Kabul: Police fired at inmates trying to push down a gate at Kabul's main jail as about 2,000 prisoners resumed rioting on Tuesday after a 24-hour pause in violence. One inmate was killed and three injured, police said.
The fighting restarted after negotiations broke down, said Abdul Halik, a police commander in the prison. He said authorities had urged the prisoners to move into a different wing of the jail but the inmates refused.
"The prisoners have tried to break down the door to their block and the police opened fire," Halik said. "One prisoner was shot dead and three were wounded." The death brings to five the number of people killed since the uprising started late on Saturday. Some 41 have been hurt.
Halik said the prisoners retreated inside the building after being shot at. Even if the prisoners had managed to flee their block, they would still have been inside the prison compound.

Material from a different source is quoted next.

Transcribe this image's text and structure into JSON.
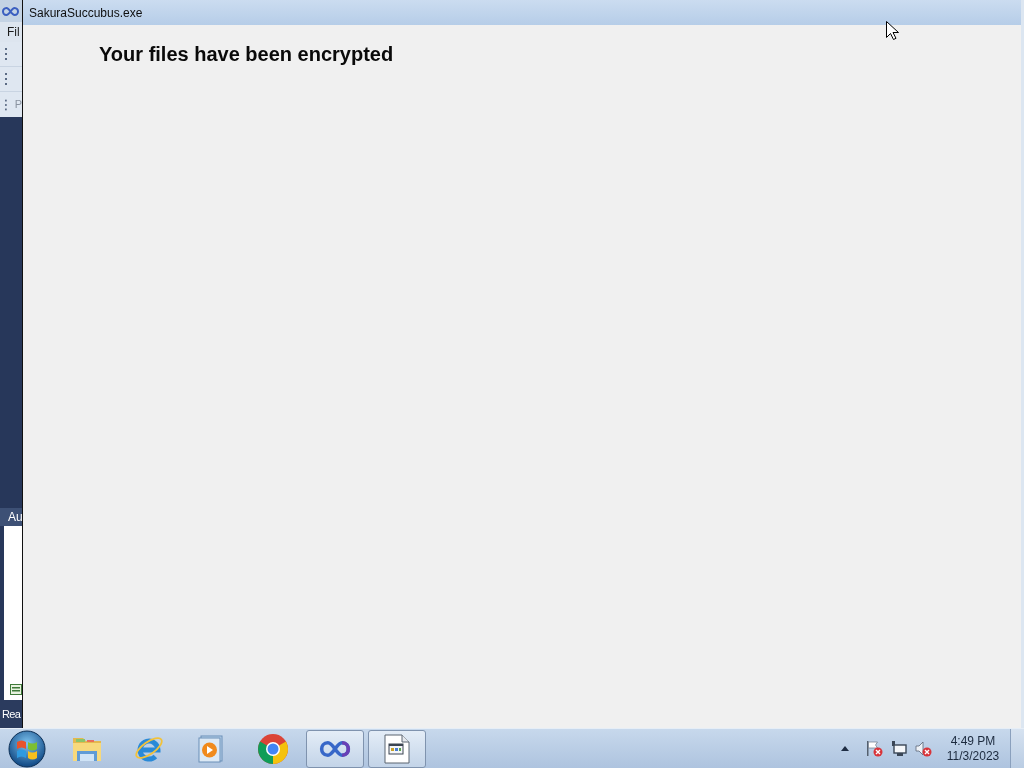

A high wall and hundreds of police and soldiers would have prevented them from escaping.
A purported spokesman for the prisoners, who identified himself only by the name Maqsodi, told The Associated Press by mobile phone from inside the jail that the prisoners refused to move because living conditions were no better in the new block.

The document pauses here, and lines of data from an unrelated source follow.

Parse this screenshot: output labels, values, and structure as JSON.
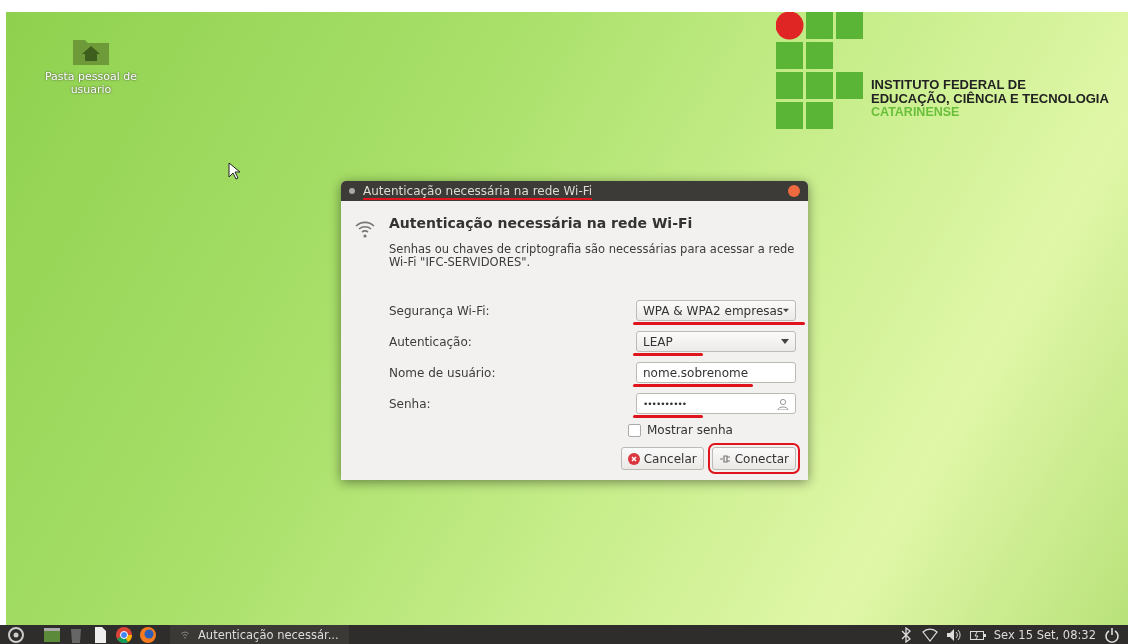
{
  "desktop_icons": [
    {
      "label": "Pasta pessoal de usuario"
    }
  ],
  "logo": {
    "lines": [
      "INSTITUTO FEDERAL DE",
      "EDUCAÇÃO, CIÊNCIA E TECNOLOGIA"
    ],
    "subtitle": "CATARINENSE"
  },
  "dialog": {
    "title": "Autenticação necessária na rede Wi-Fi",
    "title_underlined": true,
    "heading": "Autenticação necessária na rede Wi-Fi",
    "message": "Senhas ou chaves de criptografia são necessárias para acessar a rede Wi-Fi \"IFC-SERVIDORES\".",
    "fields": [
      {
        "kind": "dropdown",
        "label": "Segurança Wi-Fi:",
        "value": "WPA & WPA2 empresas",
        "underlined": true
      },
      {
        "kind": "dropdown",
        "label": "Autenticação:",
        "value": "LEAP",
        "underlined": true
      },
      {
        "kind": "text",
        "label": "Nome de usuário:",
        "value": "nome.sobrenome",
        "underlined": true
      },
      {
        "kind": "password",
        "label": "Senha:",
        "value": "••••••••••",
        "underlined": true
      }
    ],
    "show_password": {
      "label": "Mostrar senha",
      "checked": false
    },
    "buttons": [
      {
        "kind": "cancel",
        "label": "Cancelar",
        "highlighted": false
      },
      {
        "kind": "connect",
        "label": "Conectar",
        "highlighted": true
      }
    ]
  },
  "taskbar": {
    "window_button": "Autenticação necessár...",
    "clock": "Sex 15 Set, 08:32"
  }
}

Policharki Prison was built in the 1970s and is notorious for harsh and crowded conditions.
Violence erupted late on Saturday after prisoners refused to put on new uniforms, delivered in response to a breakout last month by seven Taliban prisoners who had disguised themselves as visitors.
Police have blamed about 350 Taliban and Al Qaida detainees for inciting the riot. Seventeen of the most seriously wounded prisoners were rushed to a hospital earlier yesterday along with the bodies of four of the dead, after the prisoners agreed to halt the violence temporarily, said Gen Zamarai, the Afghan army commander in charge of security at the jail.
Authorities restored supplies of water, electricity and food to the prisoners late on Monday after progress appeared to be made in negotiations. A tanker truck carrying water and another vehicle loaded with potatoes and rice were seen driving into the compound on the outskirts of the capital, Kabul.
The supplies were withheld late on Sunday from the roughly 2,000 prisoners, including women and their children. Authorities have deployed hundreds of police and soldiers around the prison and have threatened to storm it, though they have said they would like to solve the problem peacefully. No deadline has been set for a deal to be reached.
The prisoners are believed to be armed with small knives and clubs fashioned from wrecked furniture, but do not have guns.
The prisoners have made a range of demands, including a general amnesty for an unspecified number of inmates, according to Sibghatullah Mujaddedi, the chief government
negotiator. Maqsodi, the purported spokesman for the prisoners, said they are also demanding retrials, claiming many of them are innocent while others were sentenced to too long prison terms.
Outside the jail on Tuesday, dozens of relatives of inmates pleaded with guards for news.